[Data about app and page elements]
■ ■ ■
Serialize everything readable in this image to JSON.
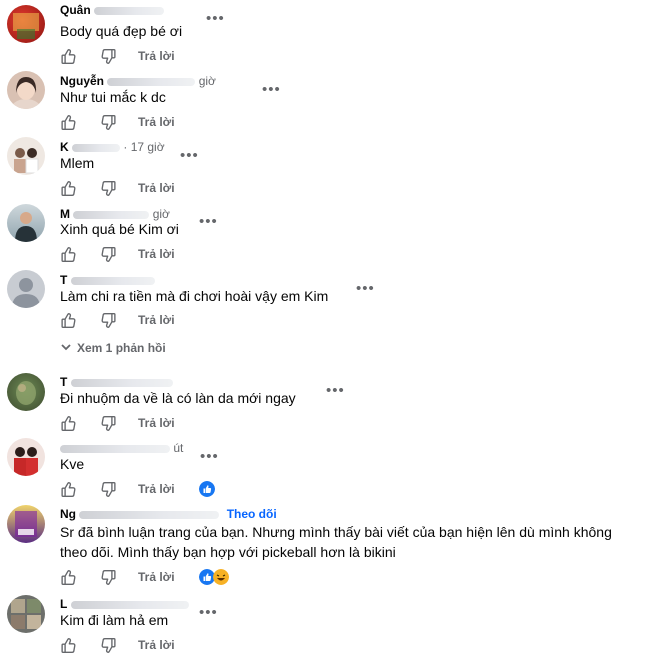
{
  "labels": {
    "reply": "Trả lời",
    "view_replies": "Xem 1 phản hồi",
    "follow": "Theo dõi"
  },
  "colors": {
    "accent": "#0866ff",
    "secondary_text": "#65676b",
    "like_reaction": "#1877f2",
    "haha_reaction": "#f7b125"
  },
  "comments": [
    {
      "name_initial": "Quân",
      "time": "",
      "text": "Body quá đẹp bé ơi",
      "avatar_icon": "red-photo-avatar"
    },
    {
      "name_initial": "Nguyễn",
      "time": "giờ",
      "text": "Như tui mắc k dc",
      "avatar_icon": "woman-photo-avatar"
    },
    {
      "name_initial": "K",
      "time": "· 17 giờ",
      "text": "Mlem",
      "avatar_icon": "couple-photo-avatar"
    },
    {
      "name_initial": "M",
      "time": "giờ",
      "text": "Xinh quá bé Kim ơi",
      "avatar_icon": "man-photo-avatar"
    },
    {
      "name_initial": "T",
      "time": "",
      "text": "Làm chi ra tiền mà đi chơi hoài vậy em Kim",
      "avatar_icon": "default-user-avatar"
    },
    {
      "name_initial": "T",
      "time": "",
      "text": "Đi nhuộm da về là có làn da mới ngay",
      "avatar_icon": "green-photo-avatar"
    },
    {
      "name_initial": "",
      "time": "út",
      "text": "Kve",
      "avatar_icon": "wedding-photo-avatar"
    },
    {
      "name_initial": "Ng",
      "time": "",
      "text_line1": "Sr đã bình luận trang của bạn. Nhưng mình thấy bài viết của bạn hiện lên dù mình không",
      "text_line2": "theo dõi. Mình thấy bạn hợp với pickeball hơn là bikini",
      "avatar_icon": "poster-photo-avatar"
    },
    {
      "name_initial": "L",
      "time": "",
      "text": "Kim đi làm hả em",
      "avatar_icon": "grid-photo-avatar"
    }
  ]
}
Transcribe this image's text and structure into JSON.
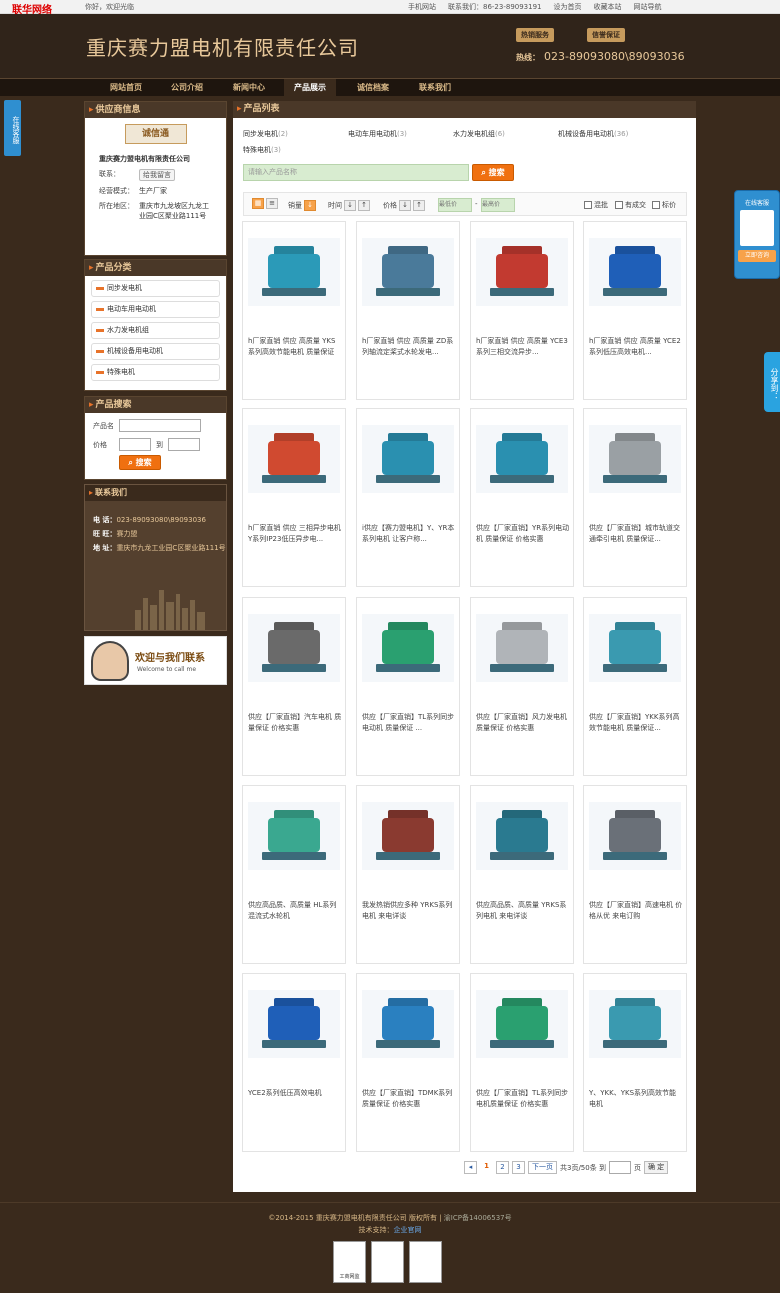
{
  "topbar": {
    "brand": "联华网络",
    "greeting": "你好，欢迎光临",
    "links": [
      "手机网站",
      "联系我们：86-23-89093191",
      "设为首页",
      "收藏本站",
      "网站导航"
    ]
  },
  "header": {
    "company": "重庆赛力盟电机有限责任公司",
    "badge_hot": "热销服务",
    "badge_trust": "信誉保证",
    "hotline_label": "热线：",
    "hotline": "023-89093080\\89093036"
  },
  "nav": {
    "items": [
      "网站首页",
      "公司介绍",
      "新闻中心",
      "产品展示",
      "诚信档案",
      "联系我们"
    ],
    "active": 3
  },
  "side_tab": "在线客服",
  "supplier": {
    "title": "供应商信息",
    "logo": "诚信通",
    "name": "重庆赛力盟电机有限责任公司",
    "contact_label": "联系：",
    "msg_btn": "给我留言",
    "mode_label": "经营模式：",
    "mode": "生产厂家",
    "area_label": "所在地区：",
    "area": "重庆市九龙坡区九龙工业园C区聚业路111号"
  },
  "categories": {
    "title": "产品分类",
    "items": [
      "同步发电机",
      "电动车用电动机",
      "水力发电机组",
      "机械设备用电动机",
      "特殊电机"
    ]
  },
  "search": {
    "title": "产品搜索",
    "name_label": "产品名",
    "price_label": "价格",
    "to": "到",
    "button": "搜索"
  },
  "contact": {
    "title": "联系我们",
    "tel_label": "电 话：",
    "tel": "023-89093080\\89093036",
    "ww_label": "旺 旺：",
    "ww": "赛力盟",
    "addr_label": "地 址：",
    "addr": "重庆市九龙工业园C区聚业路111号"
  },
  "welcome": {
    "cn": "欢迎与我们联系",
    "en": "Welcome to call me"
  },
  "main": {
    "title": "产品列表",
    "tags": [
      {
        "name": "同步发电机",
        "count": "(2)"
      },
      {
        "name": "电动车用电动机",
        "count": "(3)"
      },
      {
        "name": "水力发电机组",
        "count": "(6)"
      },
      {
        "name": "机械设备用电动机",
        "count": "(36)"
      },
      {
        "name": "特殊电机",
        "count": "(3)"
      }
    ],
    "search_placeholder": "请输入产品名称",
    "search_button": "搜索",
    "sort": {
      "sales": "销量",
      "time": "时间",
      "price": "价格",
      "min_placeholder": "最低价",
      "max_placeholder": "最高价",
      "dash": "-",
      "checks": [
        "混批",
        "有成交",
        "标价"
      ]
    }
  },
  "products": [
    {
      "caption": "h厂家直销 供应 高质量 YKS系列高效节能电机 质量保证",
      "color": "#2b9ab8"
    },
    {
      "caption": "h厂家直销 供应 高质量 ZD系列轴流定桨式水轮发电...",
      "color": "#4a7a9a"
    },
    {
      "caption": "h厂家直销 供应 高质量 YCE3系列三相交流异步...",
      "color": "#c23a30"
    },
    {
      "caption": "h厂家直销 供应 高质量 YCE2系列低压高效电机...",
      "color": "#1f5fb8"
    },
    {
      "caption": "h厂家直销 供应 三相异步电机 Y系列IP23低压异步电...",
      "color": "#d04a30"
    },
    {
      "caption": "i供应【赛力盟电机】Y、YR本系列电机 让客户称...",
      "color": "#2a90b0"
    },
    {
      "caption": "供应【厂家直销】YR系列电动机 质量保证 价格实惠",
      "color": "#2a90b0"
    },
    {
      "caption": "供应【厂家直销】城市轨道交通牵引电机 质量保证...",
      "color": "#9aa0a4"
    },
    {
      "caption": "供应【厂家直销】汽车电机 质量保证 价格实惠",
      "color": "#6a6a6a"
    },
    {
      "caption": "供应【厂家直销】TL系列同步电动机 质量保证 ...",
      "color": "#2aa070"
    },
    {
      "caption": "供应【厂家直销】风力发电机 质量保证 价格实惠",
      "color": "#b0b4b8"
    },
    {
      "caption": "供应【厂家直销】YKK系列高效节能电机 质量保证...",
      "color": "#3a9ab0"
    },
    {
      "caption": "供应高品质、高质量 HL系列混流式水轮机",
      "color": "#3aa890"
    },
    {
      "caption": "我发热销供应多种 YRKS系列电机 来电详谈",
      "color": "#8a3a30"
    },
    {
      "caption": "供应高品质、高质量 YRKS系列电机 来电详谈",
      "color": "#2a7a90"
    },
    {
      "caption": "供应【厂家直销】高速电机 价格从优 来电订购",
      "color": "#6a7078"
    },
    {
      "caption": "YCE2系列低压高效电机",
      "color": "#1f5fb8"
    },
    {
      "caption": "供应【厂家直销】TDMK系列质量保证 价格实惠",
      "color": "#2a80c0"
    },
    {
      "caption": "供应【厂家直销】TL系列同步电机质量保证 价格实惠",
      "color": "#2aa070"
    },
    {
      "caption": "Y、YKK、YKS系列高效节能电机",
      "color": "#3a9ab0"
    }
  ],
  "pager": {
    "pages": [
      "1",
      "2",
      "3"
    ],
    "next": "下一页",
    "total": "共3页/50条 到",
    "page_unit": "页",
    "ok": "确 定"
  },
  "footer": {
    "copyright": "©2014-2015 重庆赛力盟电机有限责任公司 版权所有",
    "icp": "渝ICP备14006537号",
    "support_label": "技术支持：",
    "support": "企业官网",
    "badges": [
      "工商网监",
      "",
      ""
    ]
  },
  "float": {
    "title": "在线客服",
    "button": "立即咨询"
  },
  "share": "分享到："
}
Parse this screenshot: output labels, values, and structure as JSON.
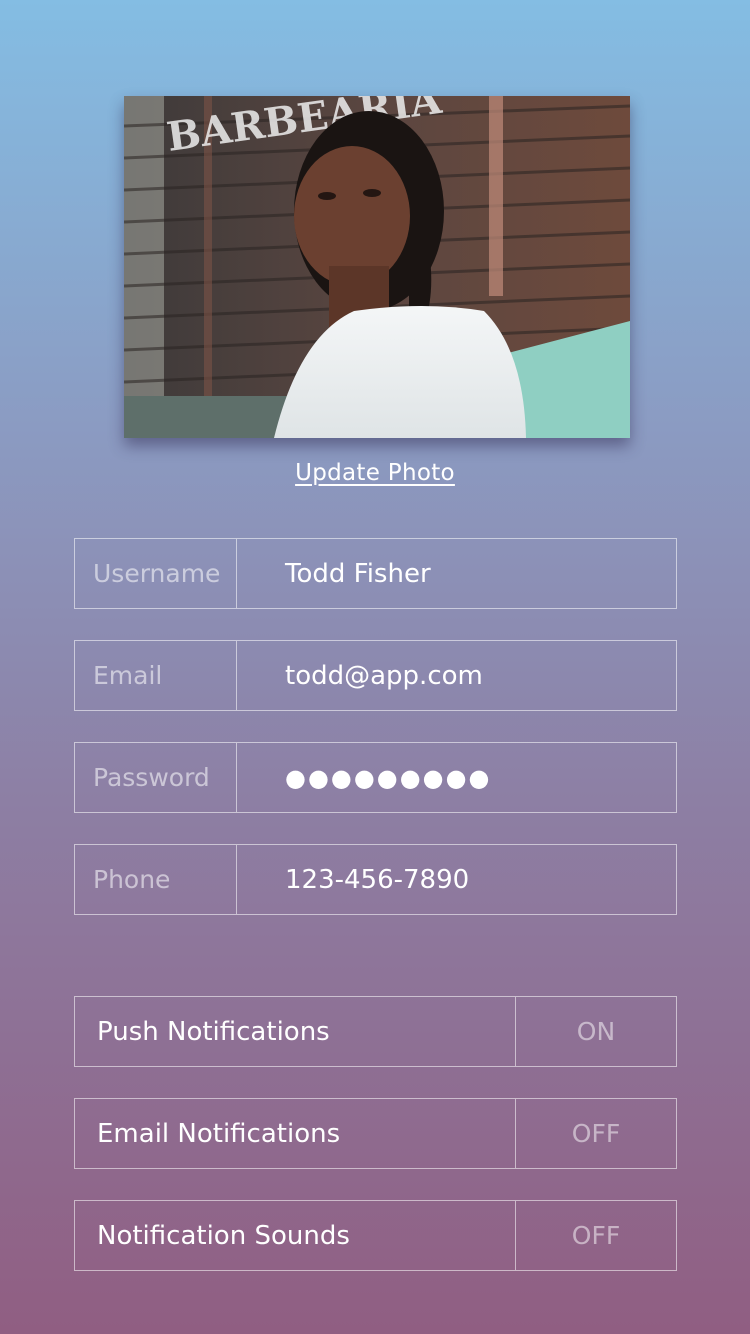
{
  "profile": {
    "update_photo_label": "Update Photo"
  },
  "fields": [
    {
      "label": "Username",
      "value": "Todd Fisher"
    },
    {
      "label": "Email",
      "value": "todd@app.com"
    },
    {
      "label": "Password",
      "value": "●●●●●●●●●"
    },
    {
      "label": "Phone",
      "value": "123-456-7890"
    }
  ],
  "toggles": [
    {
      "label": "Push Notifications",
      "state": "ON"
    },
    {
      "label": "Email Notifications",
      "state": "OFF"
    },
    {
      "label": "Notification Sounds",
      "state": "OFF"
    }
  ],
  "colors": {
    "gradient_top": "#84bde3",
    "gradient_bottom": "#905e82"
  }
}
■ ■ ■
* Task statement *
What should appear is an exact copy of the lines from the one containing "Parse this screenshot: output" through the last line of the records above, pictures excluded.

* Answer box *
Parse this screenshot: output labels, values, and structure as JSON.
{
  "profile": {
    "update_photo_label": "Update Photo"
  },
  "fields": [
    {
      "label": "Username",
      "value": "Todd Fisher"
    },
    {
      "label": "Email",
      "value": "todd@app.com"
    },
    {
      "label": "Password",
      "value": "●●●●●●●●●"
    },
    {
      "label": "Phone",
      "value": "123-456-7890"
    }
  ],
  "toggles": [
    {
      "label": "Push Notifications",
      "state": "ON"
    },
    {
      "label": "Email Notifications",
      "state": "OFF"
    },
    {
      "label": "Notification Sounds",
      "state": "OFF"
    }
  ],
  "colors": {
    "gradient_top": "#84bde3",
    "gradient_bottom": "#905e82"
  }
}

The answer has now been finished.